When you notice diseased foliage, remove it right away with your pruners, making sure to disinfect the blades with alcohol spray between cuts. To slow the spread of disease, have on hand copper fungicide, an organic solution for an array of fungal diseases. And don’t forget a pump sprayer to apply fungicides.
You should have floating row cover and shade cloth among your supplies before the gardening season begins because the best time to install them is before pests arrive. Put up row cover at planting time or learn when pests are expected to arrive in your area and get the row cover up by then.
I know eggplant is a magnet for flea beetles, so I use row cover as soon as I put the plants out. For squash vine borer, I know it’s time to add row cover when I see red and black moths scouting out squash plants.
Weed Before It Gets Out of Control
Eliminating weeds is very gratifying while seeing weeds accumulate and grow larger is very stressful. Weeds compete with your plants for water and nutrients and can also attract pests that transmit bacteria and viruses. I hand-weed daily — which is super easy after a rain because the roots come right out — and once a week I use a diamond weeder that quickly slices through stubborn weeds.
Document Observations & Progress
Keeping a record of your frequent observations allows you to tap into your intellect and experience to up your gardening game. Taking pictures and creating notes will make you a more aware gardener. The day-to-day changes, the high and low temperatures, the big wins, the big losses, and the things you have questions about are all worth writing down for later reference.
I hope you found my non-negotiables for a successful summer in the garden valuable. If you haven’t listened yet, you can hear this episode now by scrolling to the top of the page and clicking the Play icon in the green bar under the page title.
What are your non-negotiables for summer success in the garden? Let us know in the comments below.
Links & Resources
Some product links in this guide are affiliate links. See full disclosure below.
joegardener Online Gardening Academy™: Popular courses on gardening fundamentals; managing pests, diseases & weeds; seed starting and more.
joegardener Online Gardening Academy Organic Vegetable Gardening: My new premium online course membership opens in 2023. Sign up for the wait list here.
joegardener Online Gardening Academy Beginning Gardener Fundamentals: Essential principles to know to create a thriving garden.
joegardener Online Gardening Academy Master Seed Starting: Everything you need to know to start your own plants from seed — indoors and out.

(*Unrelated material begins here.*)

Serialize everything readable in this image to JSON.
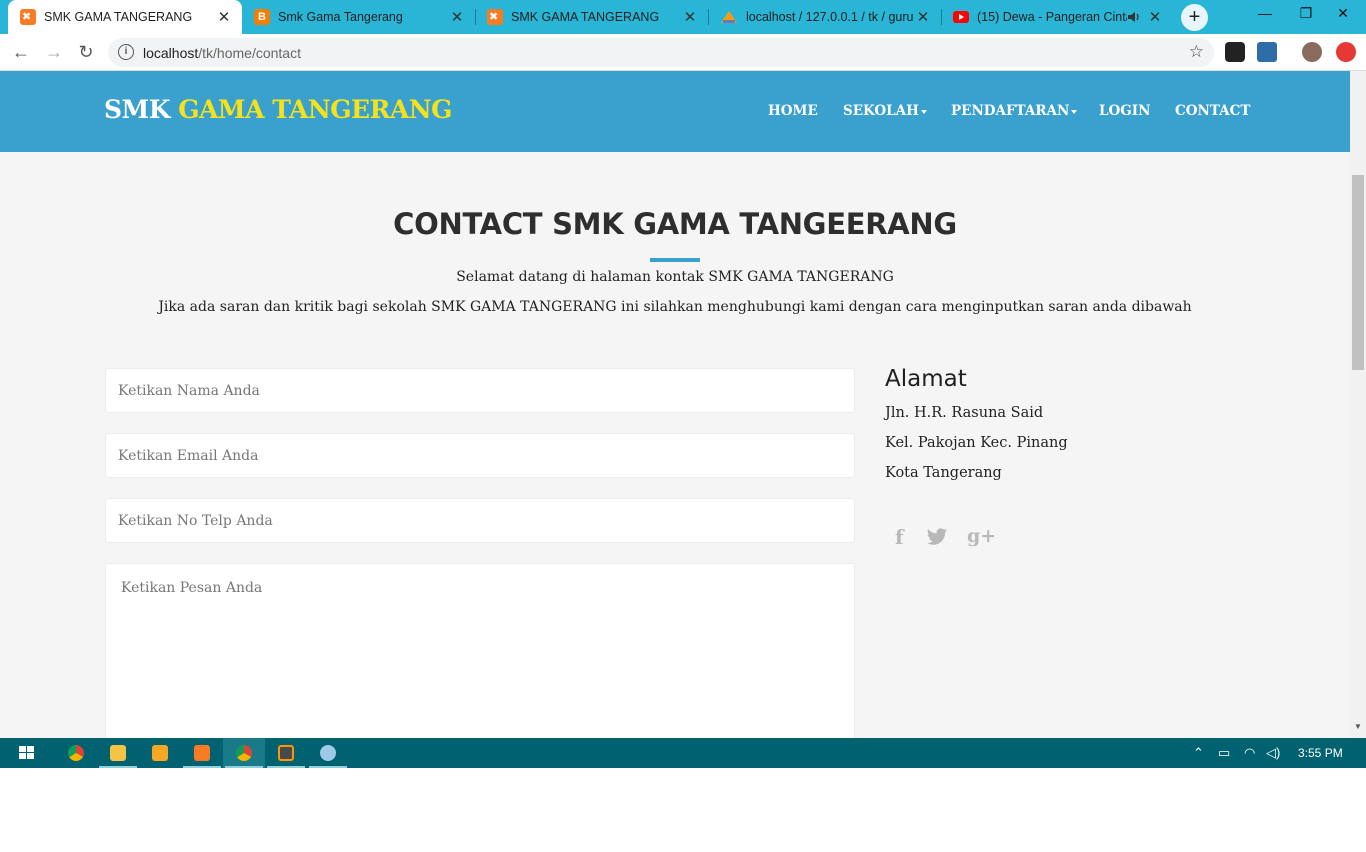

joegardener Online Gardening Academy Growing Epic Tomatoes: Learn how to grow epic tomatoes with Joe Lamp’l and Craig LeHoullier.

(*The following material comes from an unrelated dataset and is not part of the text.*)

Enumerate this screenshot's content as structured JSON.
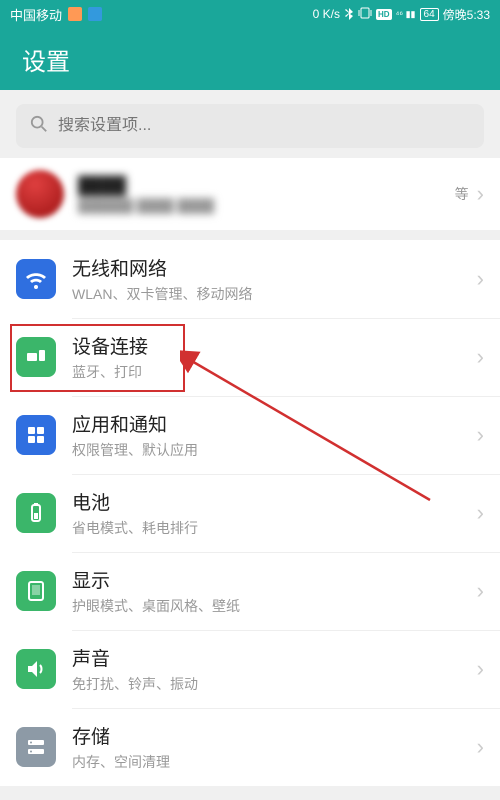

joegardener Online Gardening Academy Master Pests, Diseases & Weeds: Learn the proactive steps to take to manage pests, diseases and weeds for a more successful garden with a lot less frustration. Just $47 for lifetime access!

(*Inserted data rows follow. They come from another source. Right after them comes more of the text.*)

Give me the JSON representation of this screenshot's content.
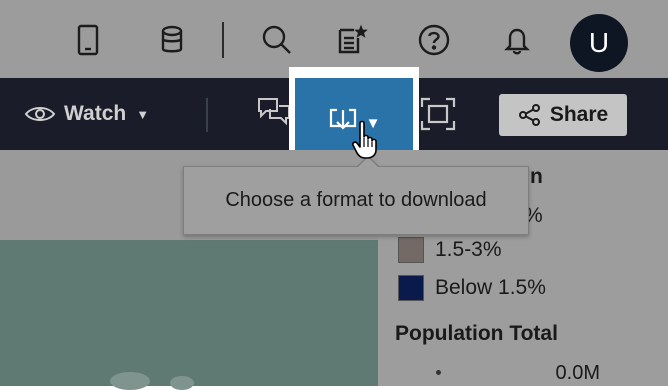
{
  "header": {
    "icons": [
      "tablet-icon",
      "database-icon",
      "search-icon",
      "favorites-icon",
      "help-icon",
      "bell-icon"
    ],
    "avatar_initial": "U"
  },
  "toolbar": {
    "watch_label": "Watch",
    "share_label": "Share",
    "download_tooltip": "Choose a format to download"
  },
  "legend": {
    "title_partial": "n",
    "partial_item": "%",
    "items": [
      {
        "label": "1.5-3%",
        "color": "#736a65"
      },
      {
        "label": "Below 1.5%",
        "color": "#0a1a4a"
      }
    ]
  },
  "population": {
    "title": "Population Total",
    "first_value": "0.0M"
  },
  "colors": {
    "header_bg": "#9c9c9c",
    "toolbar_bg": "#1a1d29",
    "download_active": "#2a73a8",
    "content_bg": "#9a9a9a",
    "map_fill": "#5e7a72"
  }
}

joegardener Online Gardening Academy Perfect Soil Recipe Master Class: Learn how to create the perfect soil environment for thriving plants.
Disclosure: Some product links in this guide are affiliate links, which means we get a commission if you purchase. However, none of the prices of these resources have been increased to compensate us, and compensation is not an influencing factor on their inclusion here. The selection of all items featured in this post and podcast were based solely on merit and in no way influenced by any affiliate or financial incentive, or contractual relationship. At the time of this writing, Joe Lamp’l has professional relationships with the following companies who may have products included in this post and podcast: Rain Bird, Corona Tools, Milorganite, Soil3, Greenhouse Megastore, PittMoss, Territorial Seed Company, Earth’s Ally and TerraThrive. These companies are either Brand Partners of joegardener.com and/or advertise on our website. However, we receive no additional compensation from the sales or promotion of their product through this guide. The inclusion of any products mentioned within this post is entirely independent and exclusive of any relationship.